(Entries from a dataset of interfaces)
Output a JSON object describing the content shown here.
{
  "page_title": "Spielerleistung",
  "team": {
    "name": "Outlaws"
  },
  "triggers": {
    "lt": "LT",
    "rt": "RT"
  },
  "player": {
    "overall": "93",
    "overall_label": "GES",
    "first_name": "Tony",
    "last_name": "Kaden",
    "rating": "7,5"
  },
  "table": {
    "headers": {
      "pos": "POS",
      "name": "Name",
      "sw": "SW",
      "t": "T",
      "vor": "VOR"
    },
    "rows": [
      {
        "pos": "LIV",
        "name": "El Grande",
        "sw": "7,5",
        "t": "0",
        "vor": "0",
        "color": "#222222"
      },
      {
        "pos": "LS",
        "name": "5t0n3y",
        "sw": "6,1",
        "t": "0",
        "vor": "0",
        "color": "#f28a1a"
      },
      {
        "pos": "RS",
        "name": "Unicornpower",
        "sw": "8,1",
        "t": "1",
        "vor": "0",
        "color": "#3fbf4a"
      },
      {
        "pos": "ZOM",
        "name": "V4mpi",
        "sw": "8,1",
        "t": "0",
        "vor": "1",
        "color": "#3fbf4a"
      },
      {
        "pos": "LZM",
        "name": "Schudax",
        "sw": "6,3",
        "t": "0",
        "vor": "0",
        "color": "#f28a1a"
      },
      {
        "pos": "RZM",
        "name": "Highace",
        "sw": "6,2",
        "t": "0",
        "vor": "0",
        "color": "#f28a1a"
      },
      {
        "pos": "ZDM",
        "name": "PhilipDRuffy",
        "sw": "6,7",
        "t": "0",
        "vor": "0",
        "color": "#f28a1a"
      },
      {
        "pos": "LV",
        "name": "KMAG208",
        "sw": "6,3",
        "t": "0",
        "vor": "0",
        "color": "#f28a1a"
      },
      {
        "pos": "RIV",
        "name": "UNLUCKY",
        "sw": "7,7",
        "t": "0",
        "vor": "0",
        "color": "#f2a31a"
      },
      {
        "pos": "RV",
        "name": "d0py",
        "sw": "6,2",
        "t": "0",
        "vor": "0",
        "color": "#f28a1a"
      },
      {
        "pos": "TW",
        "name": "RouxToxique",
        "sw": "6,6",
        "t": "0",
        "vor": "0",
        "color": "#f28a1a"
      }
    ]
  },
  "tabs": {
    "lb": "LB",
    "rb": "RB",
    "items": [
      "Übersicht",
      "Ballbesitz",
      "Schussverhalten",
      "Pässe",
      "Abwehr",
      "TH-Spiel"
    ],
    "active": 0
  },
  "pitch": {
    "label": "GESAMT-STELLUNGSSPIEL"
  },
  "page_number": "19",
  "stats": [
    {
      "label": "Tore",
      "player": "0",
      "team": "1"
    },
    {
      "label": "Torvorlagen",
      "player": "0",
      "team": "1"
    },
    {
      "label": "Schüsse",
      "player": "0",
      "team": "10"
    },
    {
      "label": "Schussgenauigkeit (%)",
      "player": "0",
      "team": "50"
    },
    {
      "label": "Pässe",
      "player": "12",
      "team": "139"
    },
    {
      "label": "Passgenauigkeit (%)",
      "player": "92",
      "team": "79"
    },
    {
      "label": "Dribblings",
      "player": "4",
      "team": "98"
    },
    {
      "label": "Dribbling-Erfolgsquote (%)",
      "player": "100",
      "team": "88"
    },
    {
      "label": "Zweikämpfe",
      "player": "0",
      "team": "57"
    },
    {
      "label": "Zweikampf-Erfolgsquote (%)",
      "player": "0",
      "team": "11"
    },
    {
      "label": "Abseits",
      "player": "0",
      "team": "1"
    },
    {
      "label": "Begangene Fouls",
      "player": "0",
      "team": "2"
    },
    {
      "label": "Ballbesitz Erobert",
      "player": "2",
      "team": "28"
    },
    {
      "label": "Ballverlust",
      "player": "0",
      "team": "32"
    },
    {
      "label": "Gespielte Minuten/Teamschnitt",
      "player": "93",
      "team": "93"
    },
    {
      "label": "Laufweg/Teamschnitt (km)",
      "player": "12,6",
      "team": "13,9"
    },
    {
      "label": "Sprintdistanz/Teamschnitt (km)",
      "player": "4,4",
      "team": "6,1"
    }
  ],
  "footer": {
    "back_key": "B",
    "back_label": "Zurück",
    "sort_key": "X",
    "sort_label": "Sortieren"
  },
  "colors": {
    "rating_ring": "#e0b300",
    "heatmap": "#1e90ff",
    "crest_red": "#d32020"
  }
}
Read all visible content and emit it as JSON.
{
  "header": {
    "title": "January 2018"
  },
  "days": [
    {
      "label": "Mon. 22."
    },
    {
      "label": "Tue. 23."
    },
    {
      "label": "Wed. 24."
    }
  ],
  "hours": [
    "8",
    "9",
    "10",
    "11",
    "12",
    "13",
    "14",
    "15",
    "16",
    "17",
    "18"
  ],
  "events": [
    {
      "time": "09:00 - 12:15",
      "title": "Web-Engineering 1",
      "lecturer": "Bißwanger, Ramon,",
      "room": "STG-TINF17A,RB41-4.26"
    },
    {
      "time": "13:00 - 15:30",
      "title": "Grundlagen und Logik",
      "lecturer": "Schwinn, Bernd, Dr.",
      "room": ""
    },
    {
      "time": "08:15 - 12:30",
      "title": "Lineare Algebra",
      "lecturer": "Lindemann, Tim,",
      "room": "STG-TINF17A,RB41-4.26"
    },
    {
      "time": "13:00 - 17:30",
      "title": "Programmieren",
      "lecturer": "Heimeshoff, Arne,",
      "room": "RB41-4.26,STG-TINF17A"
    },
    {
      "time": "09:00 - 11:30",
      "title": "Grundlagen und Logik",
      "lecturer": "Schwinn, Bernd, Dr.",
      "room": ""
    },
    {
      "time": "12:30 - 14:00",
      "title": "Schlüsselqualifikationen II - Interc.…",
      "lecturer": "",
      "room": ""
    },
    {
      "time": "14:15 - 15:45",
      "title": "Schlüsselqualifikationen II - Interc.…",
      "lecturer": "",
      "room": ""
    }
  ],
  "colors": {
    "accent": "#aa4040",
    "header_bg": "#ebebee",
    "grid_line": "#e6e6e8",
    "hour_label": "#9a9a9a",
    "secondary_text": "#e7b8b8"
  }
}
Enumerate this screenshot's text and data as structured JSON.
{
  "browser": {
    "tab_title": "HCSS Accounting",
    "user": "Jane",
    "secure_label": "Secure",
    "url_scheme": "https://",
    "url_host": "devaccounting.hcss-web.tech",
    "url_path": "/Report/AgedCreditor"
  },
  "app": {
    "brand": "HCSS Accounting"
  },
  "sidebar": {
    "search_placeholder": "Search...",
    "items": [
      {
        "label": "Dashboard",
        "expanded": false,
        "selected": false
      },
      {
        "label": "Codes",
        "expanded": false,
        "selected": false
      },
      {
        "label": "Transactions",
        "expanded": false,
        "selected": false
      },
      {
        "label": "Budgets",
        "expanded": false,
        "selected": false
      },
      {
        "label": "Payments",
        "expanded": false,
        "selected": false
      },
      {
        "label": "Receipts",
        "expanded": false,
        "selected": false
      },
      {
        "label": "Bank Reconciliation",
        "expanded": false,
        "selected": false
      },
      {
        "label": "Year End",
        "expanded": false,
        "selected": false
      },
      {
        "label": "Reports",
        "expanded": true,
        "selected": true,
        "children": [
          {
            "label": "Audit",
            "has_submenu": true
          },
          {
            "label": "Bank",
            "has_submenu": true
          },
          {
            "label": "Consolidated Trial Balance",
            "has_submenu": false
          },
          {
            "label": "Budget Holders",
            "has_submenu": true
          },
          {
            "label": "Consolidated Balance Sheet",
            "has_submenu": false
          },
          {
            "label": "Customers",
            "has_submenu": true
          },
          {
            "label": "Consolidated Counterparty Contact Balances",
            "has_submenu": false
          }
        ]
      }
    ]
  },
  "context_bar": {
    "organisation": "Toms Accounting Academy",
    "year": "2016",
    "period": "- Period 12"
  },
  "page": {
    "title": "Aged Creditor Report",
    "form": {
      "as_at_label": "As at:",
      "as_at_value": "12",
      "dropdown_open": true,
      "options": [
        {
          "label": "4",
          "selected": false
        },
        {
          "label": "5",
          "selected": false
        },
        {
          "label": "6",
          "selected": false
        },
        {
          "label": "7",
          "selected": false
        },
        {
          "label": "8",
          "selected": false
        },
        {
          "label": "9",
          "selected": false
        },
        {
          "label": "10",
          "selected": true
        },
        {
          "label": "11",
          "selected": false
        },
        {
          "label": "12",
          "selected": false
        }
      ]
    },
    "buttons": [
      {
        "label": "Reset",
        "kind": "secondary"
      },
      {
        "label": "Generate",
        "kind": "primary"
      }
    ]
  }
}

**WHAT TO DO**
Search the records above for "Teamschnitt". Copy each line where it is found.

**OUTPUT FOR THIS TASK**
      "label": "Gespielte Minuten/Teamschnitt",
      "label": "Laufweg/Teamschnitt (km)",
      "label": "Sprintdistanz/Teamschnitt (km)",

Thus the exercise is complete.